Scan the entries that follow for the word "support", then report every line in which it appears.

──────── SUPPLIED DATA

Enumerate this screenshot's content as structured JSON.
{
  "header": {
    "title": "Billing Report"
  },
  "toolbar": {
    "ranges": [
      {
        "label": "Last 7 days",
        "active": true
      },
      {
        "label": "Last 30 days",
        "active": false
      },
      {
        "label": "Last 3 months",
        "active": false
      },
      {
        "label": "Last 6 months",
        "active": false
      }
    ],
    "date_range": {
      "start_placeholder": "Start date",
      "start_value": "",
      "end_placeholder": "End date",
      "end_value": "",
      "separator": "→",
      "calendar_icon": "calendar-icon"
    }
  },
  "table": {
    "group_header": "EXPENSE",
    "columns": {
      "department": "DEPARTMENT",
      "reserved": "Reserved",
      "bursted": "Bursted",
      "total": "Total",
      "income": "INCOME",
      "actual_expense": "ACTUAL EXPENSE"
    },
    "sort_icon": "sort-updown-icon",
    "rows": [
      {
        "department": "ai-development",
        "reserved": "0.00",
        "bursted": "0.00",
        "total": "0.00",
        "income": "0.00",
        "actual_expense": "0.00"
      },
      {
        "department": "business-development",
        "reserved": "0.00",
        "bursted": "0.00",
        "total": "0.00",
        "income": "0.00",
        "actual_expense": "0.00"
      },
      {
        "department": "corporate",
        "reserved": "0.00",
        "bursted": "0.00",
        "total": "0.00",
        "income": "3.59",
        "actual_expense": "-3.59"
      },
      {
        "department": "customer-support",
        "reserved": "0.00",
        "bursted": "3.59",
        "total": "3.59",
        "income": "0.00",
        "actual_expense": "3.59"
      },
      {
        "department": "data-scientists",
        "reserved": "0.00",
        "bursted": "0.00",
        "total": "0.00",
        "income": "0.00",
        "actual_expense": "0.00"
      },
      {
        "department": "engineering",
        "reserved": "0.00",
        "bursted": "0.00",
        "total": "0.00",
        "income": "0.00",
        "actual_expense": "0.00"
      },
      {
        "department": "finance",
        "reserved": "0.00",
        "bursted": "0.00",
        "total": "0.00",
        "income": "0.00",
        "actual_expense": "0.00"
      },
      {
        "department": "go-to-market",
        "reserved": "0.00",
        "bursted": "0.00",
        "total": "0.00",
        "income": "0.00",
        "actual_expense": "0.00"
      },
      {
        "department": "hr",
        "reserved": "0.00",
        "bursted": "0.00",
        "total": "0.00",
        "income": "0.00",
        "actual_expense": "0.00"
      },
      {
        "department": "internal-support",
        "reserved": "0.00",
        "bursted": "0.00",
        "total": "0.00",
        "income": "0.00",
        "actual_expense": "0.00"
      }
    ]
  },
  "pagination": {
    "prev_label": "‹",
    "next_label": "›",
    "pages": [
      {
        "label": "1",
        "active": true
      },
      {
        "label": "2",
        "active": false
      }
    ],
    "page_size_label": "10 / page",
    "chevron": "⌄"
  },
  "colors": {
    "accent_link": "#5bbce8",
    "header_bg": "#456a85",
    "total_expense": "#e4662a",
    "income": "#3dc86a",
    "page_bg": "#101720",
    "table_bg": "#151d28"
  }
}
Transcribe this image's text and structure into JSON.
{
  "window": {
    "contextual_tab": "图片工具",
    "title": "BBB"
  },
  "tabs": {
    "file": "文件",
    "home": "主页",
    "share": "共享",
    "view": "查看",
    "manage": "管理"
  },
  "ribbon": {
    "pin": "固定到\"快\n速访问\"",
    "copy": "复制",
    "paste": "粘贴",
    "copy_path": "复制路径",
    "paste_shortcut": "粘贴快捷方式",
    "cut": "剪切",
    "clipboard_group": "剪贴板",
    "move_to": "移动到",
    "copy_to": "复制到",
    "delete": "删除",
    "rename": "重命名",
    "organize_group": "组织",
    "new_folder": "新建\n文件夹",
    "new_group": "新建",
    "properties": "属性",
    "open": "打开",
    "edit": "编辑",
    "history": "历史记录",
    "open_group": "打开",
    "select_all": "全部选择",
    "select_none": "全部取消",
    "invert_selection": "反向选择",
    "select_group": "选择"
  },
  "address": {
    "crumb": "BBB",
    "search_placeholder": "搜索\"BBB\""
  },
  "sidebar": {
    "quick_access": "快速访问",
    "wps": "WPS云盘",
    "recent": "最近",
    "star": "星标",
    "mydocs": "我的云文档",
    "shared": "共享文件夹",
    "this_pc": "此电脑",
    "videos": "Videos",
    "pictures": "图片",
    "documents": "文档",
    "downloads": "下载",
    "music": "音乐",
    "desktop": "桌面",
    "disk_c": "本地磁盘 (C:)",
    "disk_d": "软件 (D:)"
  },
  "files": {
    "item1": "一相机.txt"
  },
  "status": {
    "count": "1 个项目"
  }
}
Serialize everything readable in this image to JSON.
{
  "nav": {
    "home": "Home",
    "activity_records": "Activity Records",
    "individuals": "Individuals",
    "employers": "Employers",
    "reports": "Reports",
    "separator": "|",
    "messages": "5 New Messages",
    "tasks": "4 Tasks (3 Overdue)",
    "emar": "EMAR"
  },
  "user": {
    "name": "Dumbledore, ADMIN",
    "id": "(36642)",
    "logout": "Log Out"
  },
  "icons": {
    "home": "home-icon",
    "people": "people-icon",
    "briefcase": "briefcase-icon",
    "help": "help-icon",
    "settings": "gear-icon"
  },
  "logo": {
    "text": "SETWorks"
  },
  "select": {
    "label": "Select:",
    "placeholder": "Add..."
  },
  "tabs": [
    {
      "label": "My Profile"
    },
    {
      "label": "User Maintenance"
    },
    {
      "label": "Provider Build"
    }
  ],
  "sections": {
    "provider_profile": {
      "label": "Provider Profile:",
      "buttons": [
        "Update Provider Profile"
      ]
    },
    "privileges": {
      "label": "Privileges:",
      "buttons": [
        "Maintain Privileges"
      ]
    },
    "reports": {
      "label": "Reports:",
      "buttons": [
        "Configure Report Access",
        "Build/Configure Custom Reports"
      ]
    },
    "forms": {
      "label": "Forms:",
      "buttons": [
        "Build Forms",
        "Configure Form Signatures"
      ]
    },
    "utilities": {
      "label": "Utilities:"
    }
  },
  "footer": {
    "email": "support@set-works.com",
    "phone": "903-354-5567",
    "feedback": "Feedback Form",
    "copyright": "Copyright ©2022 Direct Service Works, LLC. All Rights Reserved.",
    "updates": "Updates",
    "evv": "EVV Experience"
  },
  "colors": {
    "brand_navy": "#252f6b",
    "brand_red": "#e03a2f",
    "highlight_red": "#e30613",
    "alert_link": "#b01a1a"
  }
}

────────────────

> [RESPONSE TO THE EXERCISE]:
        "department": "customer-support",
        "department": "internal-support",
    "email": "support@set-works.com",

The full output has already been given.